What you need to do: Reproduce every entry word for word.

Data about app and page elements:
_ _ _

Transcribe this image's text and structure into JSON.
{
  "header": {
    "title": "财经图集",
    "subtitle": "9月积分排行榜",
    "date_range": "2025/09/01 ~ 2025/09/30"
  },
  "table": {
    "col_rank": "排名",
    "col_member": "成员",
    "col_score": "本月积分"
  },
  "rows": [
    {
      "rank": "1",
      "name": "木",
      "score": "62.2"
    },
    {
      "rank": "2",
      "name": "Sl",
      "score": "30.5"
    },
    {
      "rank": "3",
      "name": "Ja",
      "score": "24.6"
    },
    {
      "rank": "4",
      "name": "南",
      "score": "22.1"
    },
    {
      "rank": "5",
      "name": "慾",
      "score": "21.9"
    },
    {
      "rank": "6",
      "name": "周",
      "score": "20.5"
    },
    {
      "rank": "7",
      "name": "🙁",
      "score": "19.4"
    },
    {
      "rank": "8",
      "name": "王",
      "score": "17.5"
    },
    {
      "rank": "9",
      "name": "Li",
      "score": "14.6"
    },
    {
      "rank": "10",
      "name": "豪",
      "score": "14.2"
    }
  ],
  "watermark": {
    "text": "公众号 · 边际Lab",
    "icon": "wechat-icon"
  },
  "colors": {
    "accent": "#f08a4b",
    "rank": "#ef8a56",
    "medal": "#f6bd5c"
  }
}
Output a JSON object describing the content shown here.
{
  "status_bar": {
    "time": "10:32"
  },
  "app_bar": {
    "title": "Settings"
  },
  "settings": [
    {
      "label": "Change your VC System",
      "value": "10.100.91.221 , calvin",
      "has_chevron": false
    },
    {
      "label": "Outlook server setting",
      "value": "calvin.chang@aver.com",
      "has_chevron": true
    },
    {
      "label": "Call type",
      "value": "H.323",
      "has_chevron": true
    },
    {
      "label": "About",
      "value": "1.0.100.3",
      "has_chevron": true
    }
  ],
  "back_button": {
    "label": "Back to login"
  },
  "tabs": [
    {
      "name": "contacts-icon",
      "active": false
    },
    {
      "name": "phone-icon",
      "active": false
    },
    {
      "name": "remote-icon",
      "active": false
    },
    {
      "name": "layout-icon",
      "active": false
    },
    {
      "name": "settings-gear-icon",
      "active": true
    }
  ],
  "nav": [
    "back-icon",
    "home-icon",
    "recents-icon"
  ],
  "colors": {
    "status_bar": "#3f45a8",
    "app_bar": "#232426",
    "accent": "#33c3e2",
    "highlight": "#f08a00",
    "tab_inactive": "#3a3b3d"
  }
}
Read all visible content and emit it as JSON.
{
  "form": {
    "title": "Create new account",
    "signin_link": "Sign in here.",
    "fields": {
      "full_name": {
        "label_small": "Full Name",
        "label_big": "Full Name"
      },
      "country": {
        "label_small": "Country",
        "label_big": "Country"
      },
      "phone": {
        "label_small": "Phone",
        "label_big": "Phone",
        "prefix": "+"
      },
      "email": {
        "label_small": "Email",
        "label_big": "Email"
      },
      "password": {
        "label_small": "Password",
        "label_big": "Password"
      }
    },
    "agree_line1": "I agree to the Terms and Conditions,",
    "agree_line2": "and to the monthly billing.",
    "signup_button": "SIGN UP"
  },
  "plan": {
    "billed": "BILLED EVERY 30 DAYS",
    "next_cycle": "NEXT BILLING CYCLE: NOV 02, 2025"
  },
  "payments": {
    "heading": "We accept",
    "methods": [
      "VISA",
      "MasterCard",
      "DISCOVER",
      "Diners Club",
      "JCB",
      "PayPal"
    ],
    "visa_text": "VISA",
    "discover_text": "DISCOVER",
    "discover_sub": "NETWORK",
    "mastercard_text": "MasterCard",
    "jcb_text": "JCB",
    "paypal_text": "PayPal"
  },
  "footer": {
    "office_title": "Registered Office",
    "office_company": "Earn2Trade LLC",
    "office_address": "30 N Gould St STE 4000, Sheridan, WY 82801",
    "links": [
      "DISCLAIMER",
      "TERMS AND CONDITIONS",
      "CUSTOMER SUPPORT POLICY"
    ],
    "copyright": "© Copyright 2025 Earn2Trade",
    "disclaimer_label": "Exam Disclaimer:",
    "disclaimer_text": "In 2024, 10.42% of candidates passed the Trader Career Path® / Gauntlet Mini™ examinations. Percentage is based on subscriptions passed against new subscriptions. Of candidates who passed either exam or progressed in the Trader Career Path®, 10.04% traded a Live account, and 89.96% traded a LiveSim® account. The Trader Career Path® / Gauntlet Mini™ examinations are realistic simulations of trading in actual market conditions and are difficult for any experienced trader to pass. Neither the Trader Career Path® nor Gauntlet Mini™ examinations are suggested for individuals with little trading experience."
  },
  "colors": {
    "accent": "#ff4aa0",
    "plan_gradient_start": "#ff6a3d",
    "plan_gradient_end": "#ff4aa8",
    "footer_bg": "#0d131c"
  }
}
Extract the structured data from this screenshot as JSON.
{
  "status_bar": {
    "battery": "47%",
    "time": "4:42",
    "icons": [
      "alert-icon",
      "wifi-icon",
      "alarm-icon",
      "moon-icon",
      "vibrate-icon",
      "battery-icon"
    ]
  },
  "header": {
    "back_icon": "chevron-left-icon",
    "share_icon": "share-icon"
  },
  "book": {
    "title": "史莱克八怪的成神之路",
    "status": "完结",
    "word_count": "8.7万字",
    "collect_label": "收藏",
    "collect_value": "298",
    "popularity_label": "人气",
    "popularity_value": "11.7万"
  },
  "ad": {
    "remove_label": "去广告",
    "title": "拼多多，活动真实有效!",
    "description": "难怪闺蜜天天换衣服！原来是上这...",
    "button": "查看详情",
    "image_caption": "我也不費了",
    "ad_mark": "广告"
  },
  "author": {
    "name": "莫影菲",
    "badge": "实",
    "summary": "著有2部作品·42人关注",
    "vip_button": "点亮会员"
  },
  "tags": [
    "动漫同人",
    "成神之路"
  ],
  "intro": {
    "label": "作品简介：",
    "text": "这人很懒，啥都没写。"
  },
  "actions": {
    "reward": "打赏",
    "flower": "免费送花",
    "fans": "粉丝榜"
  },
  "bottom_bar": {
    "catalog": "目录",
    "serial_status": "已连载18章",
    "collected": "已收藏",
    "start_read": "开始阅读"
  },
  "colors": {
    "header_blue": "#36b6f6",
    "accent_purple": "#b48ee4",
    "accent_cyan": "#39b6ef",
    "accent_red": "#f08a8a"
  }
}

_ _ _

Reply:
Transcribe this image's text and structure into JSON.
{
  "header": {
    "title": "财经图集",
    "subtitle": "9月积分排行榜",
    "date_range": "2025/09/01 ~ 2025/09/30"
  },
  "table": {
    "col_rank": "排名",
    "col_member": "成员",
    "col_score": "本月积分"
  },
  "rows": [
    {
      "rank": "1",
      "name": "木",
      "score": "62.2"
    },
    {
      "rank": "2",
      "name": "Sl",
      "score": "30.5"
    },
    {
      "rank": "3",
      "name": "Ja",
      "score": "24.6"
    },
    {
      "rank": "4",
      "name": "南",
      "score": "22.1"
    },
    {
      "rank": "5",
      "name": "慾",
      "score": "21.9"
    },
    {
      "rank": "6",
      "name": "周",
      "score": "20.5"
    },
    {
      "rank": "7",
      "name": "🙁",
      "score": "19.4"
    },
    {
      "rank": "8",
      "name": "王",
      "score": "17.5"
    },
    {
      "rank": "9",
      "name": "Li",
      "score": "14.6"
    },
    {
      "rank": "10",
      "name": "豪",
      "score": "14.2"
    }
  ],
  "watermark": {
    "text": "公众号 · 边际Lab",
    "icon": "wechat-icon"
  },
  "colors": {
    "accent": "#f08a4b",
    "rank": "#ef8a56",
    "medal": "#f6bd5c"
  }
}
Output a JSON object describing the content shown here.
{
  "status_bar": {
    "time": "10:32"
  },
  "app_bar": {
    "title": "Settings"
  },
  "settings": [
    {
      "label": "Change your VC System",
      "value": "10.100.91.221 , calvin",
      "has_chevron": false
    },
    {
      "label": "Outlook server setting",
      "value": "calvin.chang@aver.com",
      "has_chevron": true
    },
    {
      "label": "Call type",
      "value": "H.323",
      "has_chevron": true
    },
    {
      "label": "About",
      "value": "1.0.100.3",
      "has_chevron": true
    }
  ],
  "back_button": {
    "label": "Back to login"
  },
  "tabs": [
    {
      "name": "contacts-icon",
      "active": false
    },
    {
      "name": "phone-icon",
      "active": false
    },
    {
      "name": "remote-icon",
      "active": false
    },
    {
      "name": "layout-icon",
      "active": false
    },
    {
      "name": "settings-gear-icon",
      "active": true
    }
  ],
  "nav": [
    "back-icon",
    "home-icon",
    "recents-icon"
  ],
  "colors": {
    "status_bar": "#3f45a8",
    "app_bar": "#232426",
    "accent": "#33c3e2",
    "highlight": "#f08a00",
    "tab_inactive": "#3a3b3d"
  }
}
Read all visible content and emit it as JSON.
{
  "form": {
    "title": "Create new account",
    "signin_link": "Sign in here.",
    "fields": {
      "full_name": {
        "label_small": "Full Name",
        "label_big": "Full Name"
      },
      "country": {
        "label_small": "Country",
        "label_big": "Country"
      },
      "phone": {
        "label_small": "Phone",
        "label_big": "Phone",
        "prefix": "+"
      },
      "email": {
        "label_small": "Email",
        "label_big": "Email"
      },
      "password": {
        "label_small": "Password",
        "label_big": "Password"
      }
    },
    "agree_line1": "I agree to the Terms and Conditions,",
    "agree_line2": "and to the monthly billing.",
    "signup_button": "SIGN UP"
  },
  "plan": {
    "billed": "BILLED EVERY 30 DAYS",
    "next_cycle": "NEXT BILLING CYCLE: NOV 02, 2025"
  },
  "payments": {
    "heading": "We accept",
    "methods": [
      "VISA",
      "MasterCard",
      "DISCOVER",
      "Diners Club",
      "JCB",
      "PayPal"
    ],
    "visa_text": "VISA",
    "discover_text": "DISCOVER",
    "discover_sub": "NETWORK",
    "mastercard_text": "MasterCard",
    "jcb_text": "JCB",
    "paypal_text": "PayPal"
  },
  "footer": {
    "office_title": "Registered Office",
    "office_company": "Earn2Trade LLC",
    "office_address": "30 N Gould St STE 4000, Sheridan, WY 82801",
    "links": [
      "DISCLAIMER",
      "TERMS AND CONDITIONS",
      "CUSTOMER SUPPORT POLICY"
    ],
    "copyright": "© Copyright 2025 Earn2Trade",
    "disclaimer_label": "Exam Disclaimer:",
    "disclaimer_text": "In 2024, 10.42% of candidates passed the Trader Career Path® / Gauntlet Mini™ examinations. Percentage is based on subscriptions passed against new subscriptions. Of candidates who passed either exam or progressed in the Trader Career Path®, 10.04% traded a Live account, and 89.96% traded a LiveSim® account. The Trader Career Path® / Gauntlet Mini™ examinations are realistic simulations of trading in actual market conditions and are difficult for any experienced trader to pass. Neither the Trader Career Path® nor Gauntlet Mini™ examinations are suggested for individuals with little trading experience."
  },
  "colors": {
    "accent": "#ff4aa0",
    "plan_gradient_start": "#ff6a3d",
    "plan_gradient_end": "#ff4aa8",
    "footer_bg": "#0d131c"
  }
}
Extract the structured data from this screenshot as JSON.
{
  "status_bar": {
    "battery": "47%",
    "time": "4:42",
    "icons": [
      "alert-icon",
      "wifi-icon",
      "alarm-icon",
      "moon-icon",
      "vibrate-icon",
      "battery-icon"
    ]
  },
  "header": {
    "back_icon": "chevron-left-icon",
    "share_icon": "share-icon"
  },
  "book": {
    "title": "史莱克八怪的成神之路",
    "status": "完结",
    "word_count": "8.7万字",
    "collect_label": "收藏",
    "collect_value": "298",
    "popularity_label": "人气",
    "popularity_value": "11.7万"
  },
  "ad": {
    "remove_label": "去广告",
    "title": "拼多多，活动真实有效!",
    "description": "难怪闺蜜天天换衣服！原来是上这...",
    "button": "查看详情",
    "image_caption": "我也不費了",
    "ad_mark": "广告"
  },
  "author": {
    "name": "莫影菲",
    "badge": "实",
    "summary": "著有2部作品·42人关注",
    "vip_button": "点亮会员"
  },
  "tags": [
    "动漫同人",
    "成神之路"
  ],
  "intro": {
    "label": "作品简介：",
    "text": "这人很懒，啥都没写。"
  },
  "actions": {
    "reward": "打赏",
    "flower": "免费送花",
    "fans": "粉丝榜"
  },
  "bottom_bar": {
    "catalog": "目录",
    "serial_status": "已连载18章",
    "collected": "已收藏",
    "start_read": "开始阅读"
  },
  "colors": {
    "header_blue": "#36b6f6",
    "accent_purple": "#b48ee4",
    "accent_cyan": "#39b6ef",
    "accent_red": "#f08a8a"
  }
}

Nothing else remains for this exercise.